The appropriate way would be to:
- Make a jig out of wood that will hold the pipe to be drilled
- The jig could be flat or have the desired 45° angle built into it.
- Building it flat allows it to be used for drilling holes into pipe at any desired angle in the future, making it more useful
- Clamp the jig to the table of a drill press.
- Either have the drill press table level (for a jig with the angle built in) or tilt it to 45° (for a "flat" jig).
- Drill the hole with an appropriately sized bit.
- I would use a hole saw from a set with a replaceable pilot bit.
- Replace the supplied bit with a long one that will reach the pipe before the edge of the cutter will reach it.
- Use the long pilot bit to ensure that the center of the hole is where you want it to be.
A hole-saw set like this:
image courtesy of lowes.com. No endorsement intended or implied
Has a pilot bit that can be replaced. Simply purchase a longer bit that will fit so that the pilot bit hits the pipe before the larger cutter hits, like this crude drawing:
image courtesy of lowes.com. No endorsement intended or implied. Edited by me.
Where the red line indicates the pipe and the blue line indicates the longer drill bit.
This is the kind of drill press (or "pillar/post drill" as it's called in some countries) I'm referring to. This model has a 10" (254mm) capacity between the the chuck and the lowest position of the table:

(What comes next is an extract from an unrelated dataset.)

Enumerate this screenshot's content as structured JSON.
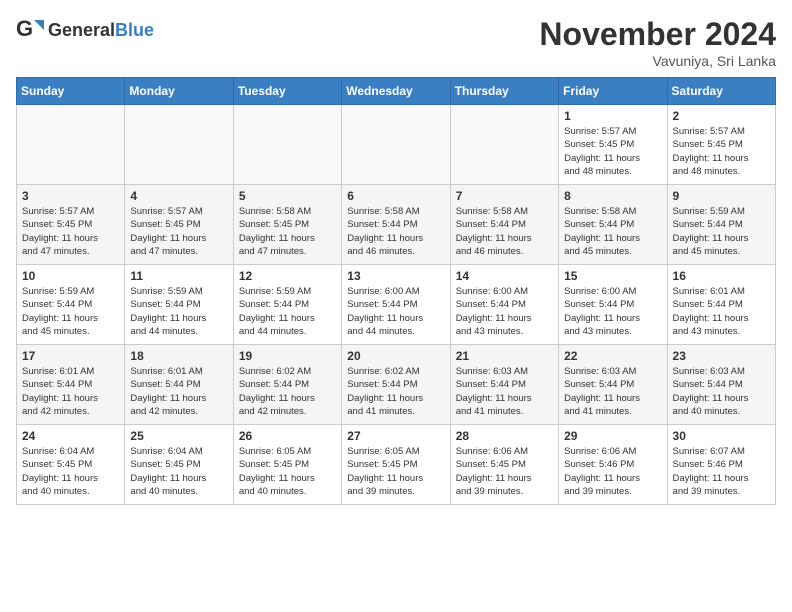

Image courtesy of HarborFreight.com customer review. Note that this shows it sitting on the floor, not yet installed on a bench top. Click to embiggen.